Tech support:
app2.png



Mobile/tablet application version:
app.png


Final Solution

Our solution simply updates the current EHR system to include all aspects required for improvement and to make advances in the healthcare environment. We have made information easy to exchange by improving interoperability within the system and promote clinician connectedness that will lead to improved patient outcomes and better patient-doctor relations. The solution to our problem was to bring down the barrier that exists between specialty registries and primary care. By creating an integrative platform where doctors can be involved in practice management, we can revolutionize HIT and meaningful use.

Next Steps

With our solution having been achieved, EHR interoperability can be further developed through the integration of electronic health records and personal health records to encourage patient health and well-being. Also, standardization of EHR systems could be regulated to require a minimum amount of EHR system support and involvement among a broad spectrum of health departments, and not just primary care.

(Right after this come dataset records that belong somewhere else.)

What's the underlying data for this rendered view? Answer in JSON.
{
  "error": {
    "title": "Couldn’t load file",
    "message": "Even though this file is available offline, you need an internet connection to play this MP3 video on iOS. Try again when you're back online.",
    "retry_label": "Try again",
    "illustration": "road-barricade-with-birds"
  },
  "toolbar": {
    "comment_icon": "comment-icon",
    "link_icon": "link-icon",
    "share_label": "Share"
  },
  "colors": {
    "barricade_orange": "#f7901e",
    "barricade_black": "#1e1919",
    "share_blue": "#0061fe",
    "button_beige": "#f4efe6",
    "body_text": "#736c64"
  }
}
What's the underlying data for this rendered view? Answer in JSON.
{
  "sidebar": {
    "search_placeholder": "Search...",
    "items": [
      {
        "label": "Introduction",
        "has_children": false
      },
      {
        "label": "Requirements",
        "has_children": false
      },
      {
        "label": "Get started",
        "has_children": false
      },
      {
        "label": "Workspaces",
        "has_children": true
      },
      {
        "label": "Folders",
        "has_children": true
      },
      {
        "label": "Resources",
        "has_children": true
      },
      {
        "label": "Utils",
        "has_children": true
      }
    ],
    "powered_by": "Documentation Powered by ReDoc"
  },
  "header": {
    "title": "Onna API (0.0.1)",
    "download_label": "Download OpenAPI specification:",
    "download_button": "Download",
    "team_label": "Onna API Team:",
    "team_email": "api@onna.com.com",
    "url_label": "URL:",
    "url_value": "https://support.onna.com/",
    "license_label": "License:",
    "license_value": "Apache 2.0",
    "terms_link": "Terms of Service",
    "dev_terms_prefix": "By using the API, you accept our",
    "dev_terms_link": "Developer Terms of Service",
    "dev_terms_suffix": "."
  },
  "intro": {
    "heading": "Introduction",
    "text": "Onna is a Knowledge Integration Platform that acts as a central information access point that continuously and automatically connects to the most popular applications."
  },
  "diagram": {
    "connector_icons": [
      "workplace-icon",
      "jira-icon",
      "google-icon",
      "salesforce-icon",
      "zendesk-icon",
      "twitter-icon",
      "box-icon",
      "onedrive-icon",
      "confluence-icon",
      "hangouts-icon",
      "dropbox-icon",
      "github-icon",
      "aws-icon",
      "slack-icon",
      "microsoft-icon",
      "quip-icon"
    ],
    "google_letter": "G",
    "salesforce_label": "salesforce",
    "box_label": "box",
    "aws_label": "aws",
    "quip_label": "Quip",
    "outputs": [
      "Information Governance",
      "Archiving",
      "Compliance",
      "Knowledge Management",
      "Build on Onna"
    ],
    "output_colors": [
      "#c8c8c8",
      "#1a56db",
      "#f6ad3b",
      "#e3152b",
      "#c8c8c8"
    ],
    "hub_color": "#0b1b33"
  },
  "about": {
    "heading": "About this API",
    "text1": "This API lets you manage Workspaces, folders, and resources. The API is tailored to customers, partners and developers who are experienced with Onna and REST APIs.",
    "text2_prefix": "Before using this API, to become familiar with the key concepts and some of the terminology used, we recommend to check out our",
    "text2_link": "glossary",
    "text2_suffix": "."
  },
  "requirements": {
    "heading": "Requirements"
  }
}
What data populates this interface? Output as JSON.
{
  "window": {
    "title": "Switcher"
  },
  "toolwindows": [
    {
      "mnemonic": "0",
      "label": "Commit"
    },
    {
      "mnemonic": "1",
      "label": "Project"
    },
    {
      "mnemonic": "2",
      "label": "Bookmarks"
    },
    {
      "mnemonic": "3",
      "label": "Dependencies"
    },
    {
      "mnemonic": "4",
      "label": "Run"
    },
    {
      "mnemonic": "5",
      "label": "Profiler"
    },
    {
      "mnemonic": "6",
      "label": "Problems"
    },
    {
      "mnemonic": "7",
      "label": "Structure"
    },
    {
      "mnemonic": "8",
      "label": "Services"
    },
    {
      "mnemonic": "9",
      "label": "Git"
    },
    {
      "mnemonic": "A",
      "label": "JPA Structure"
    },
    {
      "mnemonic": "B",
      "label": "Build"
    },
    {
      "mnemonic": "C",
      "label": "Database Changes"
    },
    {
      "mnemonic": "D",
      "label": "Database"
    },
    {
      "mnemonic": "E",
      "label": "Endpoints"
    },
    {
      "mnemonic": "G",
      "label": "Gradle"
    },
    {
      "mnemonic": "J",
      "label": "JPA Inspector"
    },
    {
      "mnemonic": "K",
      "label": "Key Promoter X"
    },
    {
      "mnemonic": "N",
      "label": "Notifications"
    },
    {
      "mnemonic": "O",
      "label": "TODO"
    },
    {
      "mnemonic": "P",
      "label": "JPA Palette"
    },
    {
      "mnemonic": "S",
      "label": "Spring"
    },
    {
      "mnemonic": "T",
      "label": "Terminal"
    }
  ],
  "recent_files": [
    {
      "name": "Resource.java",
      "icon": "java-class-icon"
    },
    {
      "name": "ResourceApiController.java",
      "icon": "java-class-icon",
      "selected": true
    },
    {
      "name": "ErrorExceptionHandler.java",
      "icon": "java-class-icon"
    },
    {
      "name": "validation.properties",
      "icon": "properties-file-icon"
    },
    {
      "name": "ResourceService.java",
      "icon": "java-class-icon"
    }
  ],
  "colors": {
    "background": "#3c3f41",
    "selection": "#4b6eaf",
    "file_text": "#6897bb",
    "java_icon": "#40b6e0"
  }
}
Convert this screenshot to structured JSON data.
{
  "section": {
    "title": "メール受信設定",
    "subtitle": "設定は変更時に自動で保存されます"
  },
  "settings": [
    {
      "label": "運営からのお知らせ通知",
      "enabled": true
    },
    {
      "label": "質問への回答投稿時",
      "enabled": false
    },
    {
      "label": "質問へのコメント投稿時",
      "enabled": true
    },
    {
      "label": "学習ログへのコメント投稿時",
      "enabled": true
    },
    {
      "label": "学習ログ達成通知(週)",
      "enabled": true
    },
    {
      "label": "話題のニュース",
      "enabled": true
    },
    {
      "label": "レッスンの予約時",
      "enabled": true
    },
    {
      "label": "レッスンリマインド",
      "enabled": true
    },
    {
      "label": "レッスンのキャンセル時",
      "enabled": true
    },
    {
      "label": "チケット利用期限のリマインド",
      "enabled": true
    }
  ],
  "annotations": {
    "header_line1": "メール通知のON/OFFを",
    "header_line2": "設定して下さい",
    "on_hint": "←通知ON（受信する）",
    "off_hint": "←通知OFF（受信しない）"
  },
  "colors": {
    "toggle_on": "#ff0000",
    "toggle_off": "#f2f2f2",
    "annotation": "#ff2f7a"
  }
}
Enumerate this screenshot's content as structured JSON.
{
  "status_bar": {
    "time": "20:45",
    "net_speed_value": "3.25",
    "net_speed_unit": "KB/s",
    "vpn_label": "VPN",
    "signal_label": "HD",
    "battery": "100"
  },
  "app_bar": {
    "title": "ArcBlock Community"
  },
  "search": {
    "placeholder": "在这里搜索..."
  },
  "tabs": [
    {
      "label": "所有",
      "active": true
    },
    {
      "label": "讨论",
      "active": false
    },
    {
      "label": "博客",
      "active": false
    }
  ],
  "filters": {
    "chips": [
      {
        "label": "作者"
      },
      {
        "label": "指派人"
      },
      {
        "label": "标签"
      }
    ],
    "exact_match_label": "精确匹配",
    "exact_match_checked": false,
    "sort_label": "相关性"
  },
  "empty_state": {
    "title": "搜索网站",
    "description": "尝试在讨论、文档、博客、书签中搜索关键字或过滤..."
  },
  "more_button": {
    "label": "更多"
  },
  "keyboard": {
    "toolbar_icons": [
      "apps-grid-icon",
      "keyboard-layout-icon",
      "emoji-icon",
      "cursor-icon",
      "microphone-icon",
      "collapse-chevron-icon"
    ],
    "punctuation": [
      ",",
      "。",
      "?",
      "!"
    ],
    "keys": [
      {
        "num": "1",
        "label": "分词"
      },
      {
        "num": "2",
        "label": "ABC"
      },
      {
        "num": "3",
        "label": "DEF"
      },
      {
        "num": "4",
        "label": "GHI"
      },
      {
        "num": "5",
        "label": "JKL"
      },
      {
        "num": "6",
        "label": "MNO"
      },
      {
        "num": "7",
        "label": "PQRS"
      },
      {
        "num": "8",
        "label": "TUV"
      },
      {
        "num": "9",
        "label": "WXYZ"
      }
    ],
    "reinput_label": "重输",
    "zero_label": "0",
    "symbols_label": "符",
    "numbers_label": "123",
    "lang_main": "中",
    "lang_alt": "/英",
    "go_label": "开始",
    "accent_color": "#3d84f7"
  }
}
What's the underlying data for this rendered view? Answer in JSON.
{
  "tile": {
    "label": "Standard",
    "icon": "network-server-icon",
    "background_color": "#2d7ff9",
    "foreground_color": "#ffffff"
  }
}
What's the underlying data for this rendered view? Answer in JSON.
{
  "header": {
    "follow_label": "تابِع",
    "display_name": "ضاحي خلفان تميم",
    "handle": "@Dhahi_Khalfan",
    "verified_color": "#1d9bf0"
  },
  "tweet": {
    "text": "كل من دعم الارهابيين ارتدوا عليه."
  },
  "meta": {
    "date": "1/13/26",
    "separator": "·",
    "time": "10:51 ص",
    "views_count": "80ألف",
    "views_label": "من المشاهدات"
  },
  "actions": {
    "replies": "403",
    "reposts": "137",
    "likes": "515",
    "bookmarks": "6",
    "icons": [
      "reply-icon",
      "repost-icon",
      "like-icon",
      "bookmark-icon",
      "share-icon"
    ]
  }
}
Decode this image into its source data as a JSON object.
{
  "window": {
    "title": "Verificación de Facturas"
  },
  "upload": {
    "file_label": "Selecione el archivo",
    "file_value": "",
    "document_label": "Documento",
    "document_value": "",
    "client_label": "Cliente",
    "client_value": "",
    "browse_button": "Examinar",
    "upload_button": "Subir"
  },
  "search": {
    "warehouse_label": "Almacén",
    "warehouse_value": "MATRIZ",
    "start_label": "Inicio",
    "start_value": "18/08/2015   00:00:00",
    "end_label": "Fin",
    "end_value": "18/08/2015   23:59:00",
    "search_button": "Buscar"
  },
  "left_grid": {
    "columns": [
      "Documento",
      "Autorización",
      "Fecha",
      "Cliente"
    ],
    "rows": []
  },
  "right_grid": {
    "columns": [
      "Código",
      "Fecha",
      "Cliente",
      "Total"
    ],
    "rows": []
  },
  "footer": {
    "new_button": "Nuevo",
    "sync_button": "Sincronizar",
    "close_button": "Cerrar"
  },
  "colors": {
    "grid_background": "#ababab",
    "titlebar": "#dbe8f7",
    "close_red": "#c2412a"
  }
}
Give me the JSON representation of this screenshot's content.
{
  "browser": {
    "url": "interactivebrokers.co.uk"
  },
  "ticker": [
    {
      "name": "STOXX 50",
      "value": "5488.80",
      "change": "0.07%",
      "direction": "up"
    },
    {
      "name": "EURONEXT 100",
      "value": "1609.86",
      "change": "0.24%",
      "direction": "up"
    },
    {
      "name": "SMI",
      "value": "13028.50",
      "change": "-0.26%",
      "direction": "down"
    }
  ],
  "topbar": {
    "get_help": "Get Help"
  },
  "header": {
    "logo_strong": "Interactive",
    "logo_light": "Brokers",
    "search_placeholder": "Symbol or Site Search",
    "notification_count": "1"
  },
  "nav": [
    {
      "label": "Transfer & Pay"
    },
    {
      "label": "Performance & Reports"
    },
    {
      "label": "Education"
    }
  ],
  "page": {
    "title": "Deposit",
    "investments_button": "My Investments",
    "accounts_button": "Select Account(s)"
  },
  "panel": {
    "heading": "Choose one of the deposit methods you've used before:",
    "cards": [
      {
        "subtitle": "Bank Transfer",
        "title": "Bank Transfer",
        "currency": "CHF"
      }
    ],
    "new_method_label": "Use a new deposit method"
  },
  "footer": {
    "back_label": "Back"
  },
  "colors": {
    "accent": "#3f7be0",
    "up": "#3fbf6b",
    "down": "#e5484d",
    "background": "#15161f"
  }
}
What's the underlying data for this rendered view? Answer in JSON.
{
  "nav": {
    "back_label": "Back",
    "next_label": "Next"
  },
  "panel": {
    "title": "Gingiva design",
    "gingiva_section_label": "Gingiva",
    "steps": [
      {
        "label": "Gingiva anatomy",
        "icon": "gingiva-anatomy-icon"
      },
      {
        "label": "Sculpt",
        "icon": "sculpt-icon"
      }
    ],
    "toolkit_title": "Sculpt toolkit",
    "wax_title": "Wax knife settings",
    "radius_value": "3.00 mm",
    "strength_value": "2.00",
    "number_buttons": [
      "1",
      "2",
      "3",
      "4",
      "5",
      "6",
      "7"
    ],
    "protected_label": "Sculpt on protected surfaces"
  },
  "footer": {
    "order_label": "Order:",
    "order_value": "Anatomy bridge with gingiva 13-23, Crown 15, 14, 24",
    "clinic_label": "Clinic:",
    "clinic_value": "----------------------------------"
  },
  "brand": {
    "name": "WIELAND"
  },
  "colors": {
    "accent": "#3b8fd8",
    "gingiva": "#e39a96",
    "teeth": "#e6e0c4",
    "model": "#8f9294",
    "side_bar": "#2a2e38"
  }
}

Our ‘clinician community’ could be further developed to including secure video conferencing and other telecommunications to create a more secure and a more efficient health environment and organization.

Citations

Blumenthal, D. (2011). Implementation of the federal health information technology initiative. New England Journal of Medicine, 365(25), 2426-2431.

Garde, S., Knaup, P., Hovenga, E. J., & Heard, S. (2007). Towards Semantic Interoperability for Electronic Health Records--Domain Knowledge Governance for open EHR Archetypes. Methods of information in medicine, 46(3), 332-343.

Health Information Technology in the United States, 2015: Transition to a Post-HITECH World. (2015, September 18). Retrieved from http://www.rwjf.org/content/dam/farm/reports/reports/2015/rwjf423440

Mangalmurti, Sandeep S. et al (2010). Medical Malpractice Liability in the Age of Electronic Health Records. New England Journal of Medicine. Retrieved from http://www.nejm.org/doi/full/10.1056/NEJMhle1005210?viewType=Print&

Rich, William L. How Much Longer Will We Allow Data Blocking To Slow Us Down? (2015, August 3). Retrieved December 7, 2015, from http://www.ihealthbeat.org/perspectives/2015/how-much-longer-will-we-allow-data-blocking-to-slow-us-down?view=print

Ohmann, C., & Kuchinke, W. (2009). Future developments of medical informatics from the viewpoint of networked clinical research. Methods Inf Med, 48(1), 45-54.